**Extracted records**
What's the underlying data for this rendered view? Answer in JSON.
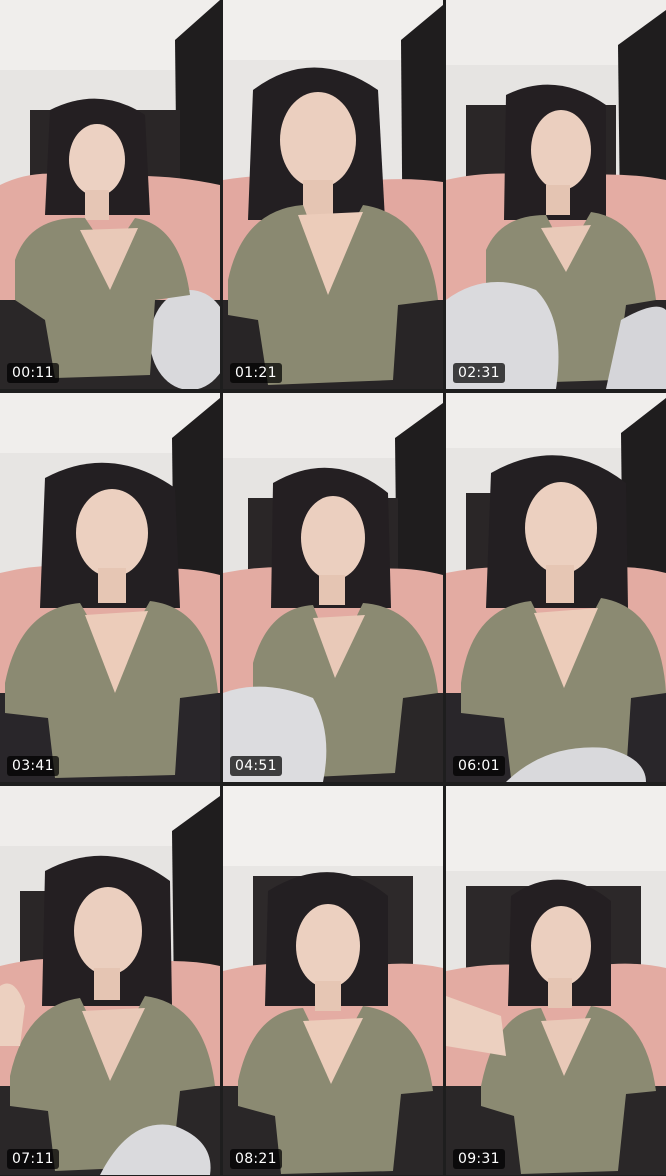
{
  "thumbnails": [
    {
      "timestamp": "00:11"
    },
    {
      "timestamp": "01:21"
    },
    {
      "timestamp": "02:31"
    },
    {
      "timestamp": "03:41"
    },
    {
      "timestamp": "04:51"
    },
    {
      "timestamp": "06:01"
    },
    {
      "timestamp": "07:11"
    },
    {
      "timestamp": "08:21"
    },
    {
      "timestamp": "09:31"
    }
  ],
  "colors": {
    "background": "#1e1e1e",
    "wall": "#e8e6e4",
    "ceiling": "#f1efed",
    "dark_panel": "#1f1d1e",
    "bedding": "#e2a8a0",
    "top": "#8b8a72",
    "skin": "#ecd0c0",
    "hair": "#231f22",
    "timestamp_bg": "#000000",
    "timestamp_text": "#ffffff"
  }
}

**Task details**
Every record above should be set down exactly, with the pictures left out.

**Response to this task**
What's the underlying data for this rendered view? Answer in JSON.
{
  "thumbnails": [
    {
      "timestamp": "00:11"
    },
    {
      "timestamp": "01:21"
    },
    {
      "timestamp": "02:31"
    },
    {
      "timestamp": "03:41"
    },
    {
      "timestamp": "04:51"
    },
    {
      "timestamp": "06:01"
    },
    {
      "timestamp": "07:11"
    },
    {
      "timestamp": "08:21"
    },
    {
      "timestamp": "09:31"
    }
  ],
  "colors": {
    "background": "#1e1e1e",
    "wall": "#e8e6e4",
    "ceiling": "#f1efed",
    "dark_panel": "#1f1d1e",
    "bedding": "#e2a8a0",
    "top": "#8b8a72",
    "skin": "#ecd0c0",
    "hair": "#231f22",
    "timestamp_bg": "#000000",
    "timestamp_text": "#ffffff"
  }
}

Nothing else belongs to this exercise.